§ **Data extracts**
★ ★ ★ ★ ★

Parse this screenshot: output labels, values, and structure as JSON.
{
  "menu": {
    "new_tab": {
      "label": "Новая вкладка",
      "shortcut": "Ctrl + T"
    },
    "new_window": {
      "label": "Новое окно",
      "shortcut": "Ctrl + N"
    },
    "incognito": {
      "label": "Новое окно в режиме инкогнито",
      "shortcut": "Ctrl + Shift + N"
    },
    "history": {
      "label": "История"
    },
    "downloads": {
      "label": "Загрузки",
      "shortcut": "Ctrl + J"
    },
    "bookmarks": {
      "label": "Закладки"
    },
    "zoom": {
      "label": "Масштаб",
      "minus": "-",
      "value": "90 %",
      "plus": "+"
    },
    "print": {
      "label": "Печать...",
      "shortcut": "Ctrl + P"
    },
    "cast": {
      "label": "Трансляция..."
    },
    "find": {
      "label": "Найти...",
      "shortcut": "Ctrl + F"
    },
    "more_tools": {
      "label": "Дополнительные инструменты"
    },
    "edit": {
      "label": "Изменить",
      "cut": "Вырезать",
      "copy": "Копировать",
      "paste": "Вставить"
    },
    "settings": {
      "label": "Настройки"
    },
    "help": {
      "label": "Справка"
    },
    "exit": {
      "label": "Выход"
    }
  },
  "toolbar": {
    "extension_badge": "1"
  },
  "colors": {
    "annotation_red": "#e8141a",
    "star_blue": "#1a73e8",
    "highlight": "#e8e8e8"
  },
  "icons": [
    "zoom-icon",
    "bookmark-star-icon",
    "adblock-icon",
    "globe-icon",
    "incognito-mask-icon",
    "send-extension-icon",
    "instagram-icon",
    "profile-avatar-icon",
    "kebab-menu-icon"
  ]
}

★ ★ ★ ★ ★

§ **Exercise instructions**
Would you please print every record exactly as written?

§ **Result of this exercise**
Parse this screenshot: output labels, values, and structure as JSON.
{
  "menu": {
    "new_tab": {
      "label": "Новая вкладка",
      "shortcut": "Ctrl + T"
    },
    "new_window": {
      "label": "Новое окно",
      "shortcut": "Ctrl + N"
    },
    "incognito": {
      "label": "Новое окно в режиме инкогнито",
      "shortcut": "Ctrl + Shift + N"
    },
    "history": {
      "label": "История"
    },
    "downloads": {
      "label": "Загрузки",
      "shortcut": "Ctrl + J"
    },
    "bookmarks": {
      "label": "Закладки"
    },
    "zoom": {
      "label": "Масштаб",
      "minus": "-",
      "value": "90 %",
      "plus": "+"
    },
    "print": {
      "label": "Печать...",
      "shortcut": "Ctrl + P"
    },
    "cast": {
      "label": "Трансляция..."
    },
    "find": {
      "label": "Найти...",
      "shortcut": "Ctrl + F"
    },
    "more_tools": {
      "label": "Дополнительные инструменты"
    },
    "edit": {
      "label": "Изменить",
      "cut": "Вырезать",
      "copy": "Копировать",
      "paste": "Вставить"
    },
    "settings": {
      "label": "Настройки"
    },
    "help": {
      "label": "Справка"
    },
    "exit": {
      "label": "Выход"
    }
  },
  "toolbar": {
    "extension_badge": "1"
  },
  "colors": {
    "annotation_red": "#e8141a",
    "star_blue": "#1a73e8",
    "highlight": "#e8e8e8"
  },
  "icons": [
    "zoom-icon",
    "bookmark-star-icon",
    "adblock-icon",
    "globe-icon",
    "incognito-mask-icon",
    "send-extension-icon",
    "instagram-icon",
    "profile-avatar-icon",
    "kebab-menu-icon"
  ]
}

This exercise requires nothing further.